Just over a year ago, the US government killed the most wanted man in the world—Osama bin Laden—in an audacious raid in Abbottabad, Pakistan. The cache of information gathered from his compound fortress has proven invaluable to the US Government, who have just released about 200 pages worth of letters written to and from the al-Qaeda leader.
To be fair, the released correspondence has been filtered through the American classification standards, and they might be releasing letters that tell the public a narrative they want to write. Still, it paints a picture of a man with an increasingly looser grip on the reins of his creation, and frustration about the splintering group, brand image and civilian casualties. He was even worried about extremists within the terrorist group, notorious for its own extremism. There are lessons that our home grown terrorists should take from bin Laden’s correspondence.
Osama bin Laden was deeply concerned by the indiscriminate killing of civilians by its affiliates, most notably al-Qaeda in Iraq. Their primary target was the US, its interests around the world, as well as governments friendly to them in the Arab world, not innocent women and children. As a result, the support for the terrorists began to decline as time went on. This is something Boko Haram risks going forward, and could already be happening. If you say you have an axe to grind with the Nigerian government, then by all means concentrate your ‘efforts’ there, and leave innocent people alone. The more innocent people they kill, the more support they lose, exposing them as little more than bloodthirsty criminals.

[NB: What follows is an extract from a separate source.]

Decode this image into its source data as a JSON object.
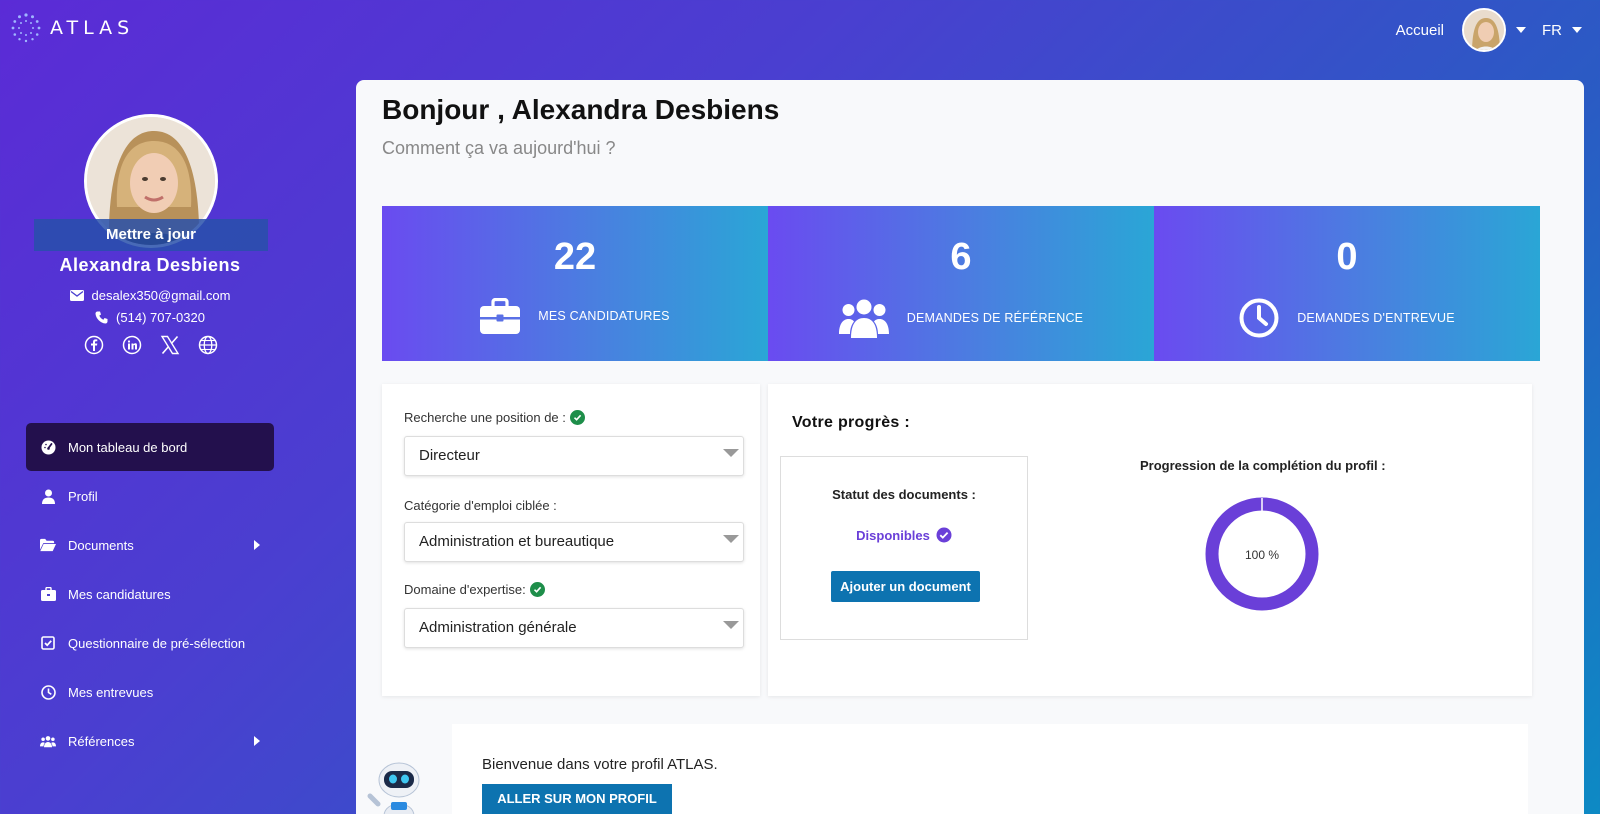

Another focus of some of the letters had to do with relations with the media. The disposition of several major media outlets to al-Qaeda was clearly a concern of Osama, and he scorned those seen as too ‘biased’ like Fox News. In the 21st century, whether you are a politician or a terrorist, the media matters. This makes Boko Haram’s attack on ThisDay, one of the leading newspapers in the country, even more worse from a strategic point of view. Threats of more attacks on media houses will further make enemies of the one set of people they cannot afford to alienate. One particular passage is especially telling:
“As for the neutrality of CNN in English it seems to be in cooperation with the government more than the others, except Fox News of course…I used to think that MSNBC channel might be good and neutral, but it has lately fired two of the most famous journalists, Keith Olbermann and Octavia Nasr, [who, in fact, left CNN]…ABC Channel is all right, actually it could be one of the best channels as far as we’re concerned. It’s interested in al Qaeda issues, particularly the journalist Brian Ross, who specializes in terrorism. The channel is still proud of its interview with the Sheikh [bin Laden in 1998].”
Bin Laden’s concern with the perception of his jihad extended to a possible name change. He contemplated changing the name al-Qaeda to something else and even gave suggestions, though nothing ever came of it. Apparently, the name had become too toxic and he was eager to rebrand. He also suggested that they apologise for attacking inside muslim countries.
From the documents released so far, what we find is an admission that Al-Qaeda had lost its way and it was costing them a lot. They had lost the trust of the muslim people, and were seeking favourable press coverage. This situation was brought about by the activities of affiliates bin Laden could not control, as a direct result of attempts to expand.
There is a lesson for Boko Haram here, who have expanded their operations beyond their origin of Maiduguri. More and more civilians have died in their attacks, moving away from their stated purpose of fighting the government. Attacks on media houses are a grave mistake, and it would be interesting to know the rationale behind it. Boko Haram have jumped at the chance to be affiliated with the al-Qaeda brand. They would be advised to learn from their mistakes as well.